When using low-cost particle monitors for the first time, participants in the Low Cost Monitoring Project (LCMP) are often surprised when incidents like burning toast or even just cooking an egg cause spikes in the readings. While it’s important to recognize and reduce the frequency of these spikes, they don’t tell the whole story of indoor air quality.

Once you know how to make sense of it, the data tells a much more nuanced story. Short, dramatic spikes, it turns out, do not appear to contribute significantly to the big picture of air quality in a house. The difference in indoor particle counts between any two LCMP participant sites can be remarkable—sometimes as much as a twenty-fold increase from one site to the next. That’s about a lot more than just a few mishaps on the stove, even though they send the numbers soaring.

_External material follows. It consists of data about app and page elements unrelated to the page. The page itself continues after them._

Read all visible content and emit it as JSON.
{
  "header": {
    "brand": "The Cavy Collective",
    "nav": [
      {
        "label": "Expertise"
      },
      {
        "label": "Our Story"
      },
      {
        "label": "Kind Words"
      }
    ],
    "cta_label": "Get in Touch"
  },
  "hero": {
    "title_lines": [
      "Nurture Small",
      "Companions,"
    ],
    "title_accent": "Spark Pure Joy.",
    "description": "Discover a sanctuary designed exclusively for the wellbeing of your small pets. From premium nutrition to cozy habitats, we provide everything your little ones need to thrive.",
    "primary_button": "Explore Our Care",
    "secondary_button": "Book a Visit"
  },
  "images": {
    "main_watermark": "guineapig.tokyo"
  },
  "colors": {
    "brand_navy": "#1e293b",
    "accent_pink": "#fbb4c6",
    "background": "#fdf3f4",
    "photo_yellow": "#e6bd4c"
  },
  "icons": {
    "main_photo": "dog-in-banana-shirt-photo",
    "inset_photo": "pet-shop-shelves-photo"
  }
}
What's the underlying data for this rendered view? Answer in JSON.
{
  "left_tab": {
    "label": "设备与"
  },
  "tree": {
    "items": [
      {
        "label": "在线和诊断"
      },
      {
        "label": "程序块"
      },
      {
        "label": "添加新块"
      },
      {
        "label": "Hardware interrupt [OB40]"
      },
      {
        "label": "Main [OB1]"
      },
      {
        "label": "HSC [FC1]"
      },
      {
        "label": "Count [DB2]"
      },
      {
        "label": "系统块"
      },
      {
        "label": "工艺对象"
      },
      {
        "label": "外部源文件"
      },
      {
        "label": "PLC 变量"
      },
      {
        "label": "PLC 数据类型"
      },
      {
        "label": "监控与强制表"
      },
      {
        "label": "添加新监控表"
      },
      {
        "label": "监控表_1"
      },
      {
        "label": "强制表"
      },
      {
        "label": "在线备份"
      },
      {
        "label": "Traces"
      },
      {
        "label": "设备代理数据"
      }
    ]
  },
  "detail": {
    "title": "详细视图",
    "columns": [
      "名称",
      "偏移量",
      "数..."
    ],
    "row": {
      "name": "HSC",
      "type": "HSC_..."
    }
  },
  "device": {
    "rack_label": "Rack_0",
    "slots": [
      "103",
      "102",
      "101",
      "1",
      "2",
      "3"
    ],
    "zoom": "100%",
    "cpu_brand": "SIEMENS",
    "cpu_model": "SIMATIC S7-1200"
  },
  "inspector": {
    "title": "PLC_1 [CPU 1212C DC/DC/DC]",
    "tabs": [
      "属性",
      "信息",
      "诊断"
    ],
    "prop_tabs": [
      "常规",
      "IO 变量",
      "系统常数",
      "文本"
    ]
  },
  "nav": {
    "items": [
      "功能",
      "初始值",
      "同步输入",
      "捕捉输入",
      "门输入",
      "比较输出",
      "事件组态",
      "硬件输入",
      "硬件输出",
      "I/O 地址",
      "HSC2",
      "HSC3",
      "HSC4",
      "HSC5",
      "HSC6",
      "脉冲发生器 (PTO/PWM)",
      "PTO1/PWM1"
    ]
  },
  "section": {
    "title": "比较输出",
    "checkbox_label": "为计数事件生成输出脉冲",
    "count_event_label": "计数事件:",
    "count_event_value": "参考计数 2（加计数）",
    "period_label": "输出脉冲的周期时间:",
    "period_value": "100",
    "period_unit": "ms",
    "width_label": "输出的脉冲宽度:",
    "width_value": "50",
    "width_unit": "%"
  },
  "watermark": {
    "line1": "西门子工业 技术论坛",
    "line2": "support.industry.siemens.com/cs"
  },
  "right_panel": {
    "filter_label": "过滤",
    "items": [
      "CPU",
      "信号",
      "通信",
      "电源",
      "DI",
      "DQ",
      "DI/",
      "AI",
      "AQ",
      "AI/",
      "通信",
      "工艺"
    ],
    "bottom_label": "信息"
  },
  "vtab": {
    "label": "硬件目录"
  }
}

It can be hard to know how to interpret the monitors’ output. How do outdoor particle counts influence indoor counts? How much does it help to use a kitchen exhaust fan or to use a portable air cleaner? In one week alone, the three Dylos particle monitors that we use in the LCMP generate 60,000 data points for each site! To help LCMP participants manage all this data, the ROCIS team has developed several useful tools outlined below.

For an overview of our initial data analysis and visualization efforts, see the ROCIS presentation for the US EPA’s 2017 Smart Cities Air Challenge webinar series, “Data Use in Community Air Quality Projects.”

3 Outdoor monitors on a table

What did we learn from having carbon dioxide monitors in over 400 Pittsburgh homes?

To view additional ROCIS presentations, visit our ROCIS Presentations Page.

ROCIS Data Tools

decorative graph

ROCIS Data Averager

An integral part of the LCMP, this visualization tool puts the particle data gathered through monitoring into a form that participants can view and understand. An Excel spreadsheet processes the data quickly and clearly so that participants get feedback after each weekly download.

bar graph and line graph

ROCIS Data Explorer

The ROCIS Data Explorer produces two different kinds of graphs to help visualize particle monitoring data:

  1. A stacked bar chart showing the percentage of time that a monitor recorded particle counts in a range from “very poor” to “excellent.”
  2. A color-coded time series line graph showing the scale of particle count over time.

Users can change the timeframe of the data, select which monitors are being displayed, adjust data smoothing settings, and change the scale of particle count on this visualization tool.

map showing markers over cities

PurpleAir Plots

Similar to the ROCIS Data Explorer, the ROCIS PAP allows you to select specific data, zoom in on a particular time period, smoothe the data through averaging, and change line color or thickness to make the graphs easier to read. Using the map feature of the PurpleAir Plots, you can also view other ROCIS PurpleAir monitors to compare readings.